And because of God’s invisible strength, I reached the day when I again felt His comfort and praised His goodness, when all the Scripture others were kind and brave enough to share with me came to fruition in my soul. I arrived to this time when I can look back and see His perfect purpose in the suffering, when I can even thank Him for refining me through fire to make me a little more like gold.
Take heart. You will get there, too. But it doesn’t matter if you believe that or not right now.
All that matters is that God will sustain you, moment by moment, until you reach the time when He will do as He promised.
He will lift you up. He will revive you again.

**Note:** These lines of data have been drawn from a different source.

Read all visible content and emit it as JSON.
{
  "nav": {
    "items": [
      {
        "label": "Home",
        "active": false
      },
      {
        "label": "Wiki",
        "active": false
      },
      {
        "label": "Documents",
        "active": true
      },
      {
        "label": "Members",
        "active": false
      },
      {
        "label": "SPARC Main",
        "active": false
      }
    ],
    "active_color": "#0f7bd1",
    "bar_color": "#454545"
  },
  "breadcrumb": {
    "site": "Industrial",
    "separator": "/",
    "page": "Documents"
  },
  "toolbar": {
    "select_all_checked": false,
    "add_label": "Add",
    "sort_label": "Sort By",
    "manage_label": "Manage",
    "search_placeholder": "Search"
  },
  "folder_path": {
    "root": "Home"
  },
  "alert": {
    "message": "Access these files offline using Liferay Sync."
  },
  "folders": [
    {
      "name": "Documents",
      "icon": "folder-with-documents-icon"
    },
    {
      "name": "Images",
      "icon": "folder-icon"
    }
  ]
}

Has something you feared come to pass? What helps you face dealing with what you feared? Please share!
I’m kicking off the month of May by giving away a free print copy of Vendetta by Lisa Harris! Lisa’s heroine, Nikki, is no stranger to facing her worst fears. To enter the giveaway, simply leave a comment below! (Winner’s mailing address must be continental U.S. only; winner randomly selected 5/8 and will be notified via email.)
No one needs to push Nikki Boyd to excel on the Tennessee Missing Person Task Force. The case of her own missing sister, still unsolved after ten years, is the driving force in her work. When a Polaroid photo of a missing girl shows up at a crime scene, Nikki quickly recognizes similarities to the past. The closer she gets to the abductor, the more she feels that this case is getting personal, and that she is not the hunter at all–but actually the one being hunted.
With this explosive first book in the Nikki Boyd Files, Lisa Harris takes readers on a fast-paced pursuit of justice that will have them holding their breath until the heart-stopping finish.